So traumatic is this moment, however, that it forces Katja – and the film – into a different tack, as Akin now subsumes the vigilantistic and melodramatic registers of the first half into a mythological register, with the presence of these body parts, and the necessity for providing them with a proper burial, imbuing Katja’s revenge with something more classical and austere. Accordingly, the film retrospectively organises itself into a classical three-act structure, with the autumnal first act (depicting Katja’s grief) and the wintry second act (depicting the trial and acquittal of the Neo-Nazis) giving way to a third act set in Greece, where Katja tracks the perpetrators down. This third section is ostensibly set in summer, but in reality it’s the coldest and harshest part of the film, as we transition from German and Turkish to a stilted, broken English that works beautifully to capture Katja’s total subsumption of herself into her role at this point in the screenplay. While the first two acts might have found her struggling to articulate some selfhood outside her grief, here, it becomes clear – in quite classical fashion – that she is never going to return from grief, or find any outlet from grief. Instead, she has been irrevocably changed by the murder, and assigned a new role in life, adopting shock as a state of mind and a broader outlook on life in the manner so typical of classical tragedies.
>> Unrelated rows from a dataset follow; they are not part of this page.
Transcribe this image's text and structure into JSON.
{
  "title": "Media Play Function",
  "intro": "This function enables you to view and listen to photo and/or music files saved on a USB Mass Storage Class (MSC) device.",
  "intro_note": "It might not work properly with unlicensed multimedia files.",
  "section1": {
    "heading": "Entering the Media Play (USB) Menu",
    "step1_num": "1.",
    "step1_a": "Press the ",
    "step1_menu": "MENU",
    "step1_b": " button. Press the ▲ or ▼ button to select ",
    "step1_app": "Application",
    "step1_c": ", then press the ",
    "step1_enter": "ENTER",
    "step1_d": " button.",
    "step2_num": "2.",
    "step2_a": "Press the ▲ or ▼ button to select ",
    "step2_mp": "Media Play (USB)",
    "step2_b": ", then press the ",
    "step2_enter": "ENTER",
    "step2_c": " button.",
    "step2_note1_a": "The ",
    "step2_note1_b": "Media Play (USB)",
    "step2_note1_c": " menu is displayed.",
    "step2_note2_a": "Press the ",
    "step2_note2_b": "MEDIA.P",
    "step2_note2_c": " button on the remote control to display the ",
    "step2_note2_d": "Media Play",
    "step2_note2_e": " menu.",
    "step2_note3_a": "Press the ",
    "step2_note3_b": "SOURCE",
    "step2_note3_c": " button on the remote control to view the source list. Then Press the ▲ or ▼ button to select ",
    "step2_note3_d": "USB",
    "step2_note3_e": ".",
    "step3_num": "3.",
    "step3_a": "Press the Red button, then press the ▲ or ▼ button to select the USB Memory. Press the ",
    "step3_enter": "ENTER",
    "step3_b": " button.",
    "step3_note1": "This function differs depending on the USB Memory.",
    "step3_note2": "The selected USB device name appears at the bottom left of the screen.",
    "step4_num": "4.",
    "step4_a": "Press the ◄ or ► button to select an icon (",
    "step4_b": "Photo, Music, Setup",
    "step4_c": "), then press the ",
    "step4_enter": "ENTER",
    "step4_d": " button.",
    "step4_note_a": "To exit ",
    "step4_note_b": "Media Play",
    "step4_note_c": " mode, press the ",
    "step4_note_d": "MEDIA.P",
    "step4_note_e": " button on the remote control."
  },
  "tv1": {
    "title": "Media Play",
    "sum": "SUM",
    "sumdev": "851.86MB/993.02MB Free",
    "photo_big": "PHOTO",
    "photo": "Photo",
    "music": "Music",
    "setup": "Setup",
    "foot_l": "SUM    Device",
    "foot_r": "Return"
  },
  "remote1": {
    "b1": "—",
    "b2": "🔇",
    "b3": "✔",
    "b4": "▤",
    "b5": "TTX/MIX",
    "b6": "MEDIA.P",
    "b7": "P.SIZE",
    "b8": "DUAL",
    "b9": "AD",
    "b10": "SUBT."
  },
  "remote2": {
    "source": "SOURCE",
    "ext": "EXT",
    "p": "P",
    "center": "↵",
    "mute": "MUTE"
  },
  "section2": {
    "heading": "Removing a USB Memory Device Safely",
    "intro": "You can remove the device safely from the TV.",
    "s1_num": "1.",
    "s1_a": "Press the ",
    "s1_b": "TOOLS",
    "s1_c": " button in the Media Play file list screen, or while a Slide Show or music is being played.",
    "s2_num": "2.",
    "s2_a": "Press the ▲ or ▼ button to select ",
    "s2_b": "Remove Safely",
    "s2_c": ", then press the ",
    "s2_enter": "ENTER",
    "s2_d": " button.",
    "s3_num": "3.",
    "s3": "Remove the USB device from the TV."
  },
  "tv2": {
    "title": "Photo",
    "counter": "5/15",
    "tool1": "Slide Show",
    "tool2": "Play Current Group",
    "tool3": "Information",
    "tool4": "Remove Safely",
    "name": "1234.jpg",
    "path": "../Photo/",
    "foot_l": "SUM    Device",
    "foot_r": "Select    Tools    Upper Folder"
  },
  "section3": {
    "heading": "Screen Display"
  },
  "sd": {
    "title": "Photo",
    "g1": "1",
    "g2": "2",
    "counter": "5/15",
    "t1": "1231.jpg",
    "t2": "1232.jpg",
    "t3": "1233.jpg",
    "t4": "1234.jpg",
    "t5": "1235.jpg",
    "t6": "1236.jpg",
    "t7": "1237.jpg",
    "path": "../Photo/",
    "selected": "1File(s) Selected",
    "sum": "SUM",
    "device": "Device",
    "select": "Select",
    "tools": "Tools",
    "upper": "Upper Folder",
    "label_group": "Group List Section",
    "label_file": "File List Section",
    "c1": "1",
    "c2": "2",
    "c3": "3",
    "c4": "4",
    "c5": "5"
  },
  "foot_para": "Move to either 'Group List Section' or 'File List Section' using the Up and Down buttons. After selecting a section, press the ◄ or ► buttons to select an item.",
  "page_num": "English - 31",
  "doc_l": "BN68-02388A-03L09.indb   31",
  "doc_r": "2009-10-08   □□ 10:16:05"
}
In the process, the sunny, balmy overtones just make the Mediterranean coast feel all the more primal and liminal – bleak in its brilliance and elemental in the way it distills Katja to a few core impulses. That culminates with the extraordinary two-part conclusion, in which she sets up a nail bomb outside the Neo-Nazi couple’s caravan, then removes it, only to replace it a couple of days later, but this time waiting to be consumed in the blast. Annihilating her own body along with those of the murderers, it feels as if this is the only way that Katja can properly commune with the trauamatic terrorist interface occupied by her husband and son, but also that even this individual imperative has somehow been swallowed up in a wider and more impersonal sense of ritual cleansing and sacrifice. Audaciously, it’s at just this moment that the rock music associated with Katja’s earlier vigilantism comes back into the frame, ending the film on a profoundly awkward, atonal and even absurd note that perhaps explains why it has been so unfavourably received by some critics. Yet it’s that atonality, and that inability to settle on a single register for visualizing small-scale terrorism that makes In the Fade so of its moment, as Akin executes the finely-tuned dissonance that only a master director can really pull off.